» **Exercise directions**
Everything in the records below should be set down again, word for word.

» **Supplied material**

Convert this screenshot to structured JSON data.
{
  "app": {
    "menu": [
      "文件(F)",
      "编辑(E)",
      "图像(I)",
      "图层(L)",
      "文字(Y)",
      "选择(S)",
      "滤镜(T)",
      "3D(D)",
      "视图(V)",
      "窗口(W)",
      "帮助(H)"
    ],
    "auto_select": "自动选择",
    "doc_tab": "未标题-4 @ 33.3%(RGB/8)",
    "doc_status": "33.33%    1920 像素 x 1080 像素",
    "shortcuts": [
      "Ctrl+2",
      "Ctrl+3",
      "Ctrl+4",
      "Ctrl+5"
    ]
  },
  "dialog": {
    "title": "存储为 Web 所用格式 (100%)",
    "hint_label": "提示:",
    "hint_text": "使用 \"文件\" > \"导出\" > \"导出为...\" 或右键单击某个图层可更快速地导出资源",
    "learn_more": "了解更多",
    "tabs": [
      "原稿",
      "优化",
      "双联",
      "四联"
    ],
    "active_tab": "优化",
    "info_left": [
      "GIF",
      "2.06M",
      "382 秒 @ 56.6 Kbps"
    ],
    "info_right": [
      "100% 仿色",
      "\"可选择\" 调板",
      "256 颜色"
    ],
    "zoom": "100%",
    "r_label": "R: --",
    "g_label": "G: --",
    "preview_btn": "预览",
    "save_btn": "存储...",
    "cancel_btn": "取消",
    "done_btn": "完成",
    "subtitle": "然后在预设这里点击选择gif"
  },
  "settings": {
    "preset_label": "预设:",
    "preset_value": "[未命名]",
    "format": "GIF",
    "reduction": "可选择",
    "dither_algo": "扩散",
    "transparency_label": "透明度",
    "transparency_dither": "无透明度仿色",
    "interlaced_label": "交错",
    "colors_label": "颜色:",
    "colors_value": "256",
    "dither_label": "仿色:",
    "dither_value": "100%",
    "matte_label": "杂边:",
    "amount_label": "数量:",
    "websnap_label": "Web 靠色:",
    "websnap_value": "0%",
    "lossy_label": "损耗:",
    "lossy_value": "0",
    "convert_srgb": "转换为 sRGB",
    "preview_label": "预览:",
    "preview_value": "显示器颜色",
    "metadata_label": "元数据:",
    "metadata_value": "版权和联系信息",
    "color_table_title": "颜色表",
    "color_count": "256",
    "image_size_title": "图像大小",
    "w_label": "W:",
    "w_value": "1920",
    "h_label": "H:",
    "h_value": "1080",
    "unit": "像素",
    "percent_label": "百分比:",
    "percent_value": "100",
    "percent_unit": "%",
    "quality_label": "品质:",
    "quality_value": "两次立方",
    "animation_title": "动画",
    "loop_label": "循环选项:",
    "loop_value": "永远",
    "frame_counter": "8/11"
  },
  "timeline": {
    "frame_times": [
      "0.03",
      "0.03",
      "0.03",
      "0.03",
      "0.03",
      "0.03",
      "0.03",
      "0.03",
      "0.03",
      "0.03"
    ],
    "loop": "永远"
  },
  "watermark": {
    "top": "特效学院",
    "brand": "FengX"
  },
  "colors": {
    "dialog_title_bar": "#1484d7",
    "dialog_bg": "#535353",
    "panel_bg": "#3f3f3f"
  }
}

» **Exercise output**
Convert this screenshot to structured JSON data.
{
  "app": {
    "menu": [
      "文件(F)",
      "编辑(E)",
      "图像(I)",
      "图层(L)",
      "文字(Y)",
      "选择(S)",
      "滤镜(T)",
      "3D(D)",
      "视图(V)",
      "窗口(W)",
      "帮助(H)"
    ],
    "auto_select": "自动选择",
    "doc_tab": "未标题-4 @ 33.3%(RGB/8)",
    "doc_status": "33.33%    1920 像素 x 1080 像素",
    "shortcuts": [
      "Ctrl+2",
      "Ctrl+3",
      "Ctrl+4",
      "Ctrl+5"
    ]
  },
  "dialog": {
    "title": "存储为 Web 所用格式 (100%)",
    "hint_label": "提示:",
    "hint_text": "使用 \"文件\" > \"导出\" > \"导出为...\" 或右键单击某个图层可更快速地导出资源",
    "learn_more": "了解更多",
    "tabs": [
      "原稿",
      "优化",
      "双联",
      "四联"
    ],
    "active_tab": "优化",
    "info_left": [
      "GIF",
      "2.06M",
      "382 秒 @ 56.6 Kbps"
    ],
    "info_right": [
      "100% 仿色",
      "\"可选择\" 调板",
      "256 颜色"
    ],
    "zoom": "100%",
    "r_label": "R: --",
    "g_label": "G: --",
    "preview_btn": "预览",
    "save_btn": "存储...",
    "cancel_btn": "取消",
    "done_btn": "完成",
    "subtitle": "然后在预设这里点击选择gif"
  },
  "settings": {
    "preset_label": "预设:",
    "preset_value": "[未命名]",
    "format": "GIF",
    "reduction": "可选择",
    "dither_algo": "扩散",
    "transparency_label": "透明度",
    "transparency_dither": "无透明度仿色",
    "interlaced_label": "交错",
    "colors_label": "颜色:",
    "colors_value": "256",
    "dither_label": "仿色:",
    "dither_value": "100%",
    "matte_label": "杂边:",
    "amount_label": "数量:",
    "websnap_label": "Web 靠色:",
    "websnap_value": "0%",
    "lossy_label": "损耗:",
    "lossy_value": "0",
    "convert_srgb": "转换为 sRGB",
    "preview_label": "预览:",
    "preview_value": "显示器颜色",
    "metadata_label": "元数据:",
    "metadata_value": "版权和联系信息",
    "color_table_title": "颜色表",
    "color_count": "256",
    "image_size_title": "图像大小",
    "w_label": "W:",
    "w_value": "1920",
    "h_label": "H:",
    "h_value": "1080",
    "unit": "像素",
    "percent_label": "百分比:",
    "percent_value": "100",
    "percent_unit": "%",
    "quality_label": "品质:",
    "quality_value": "两次立方",
    "animation_title": "动画",
    "loop_label": "循环选项:",
    "loop_value": "永远",
    "frame_counter": "8/11"
  },
  "timeline": {
    "frame_times": [
      "0.03",
      "0.03",
      "0.03",
      "0.03",
      "0.03",
      "0.03",
      "0.03",
      "0.03",
      "0.03",
      "0.03"
    ],
    "loop": "永远"
  },
  "watermark": {
    "top": "特效学院",
    "brand": "FengX"
  },
  "colors": {
    "dialog_title_bar": "#1484d7",
    "dialog_bg": "#535353",
    "panel_bg": "#3f3f3f"
  }
}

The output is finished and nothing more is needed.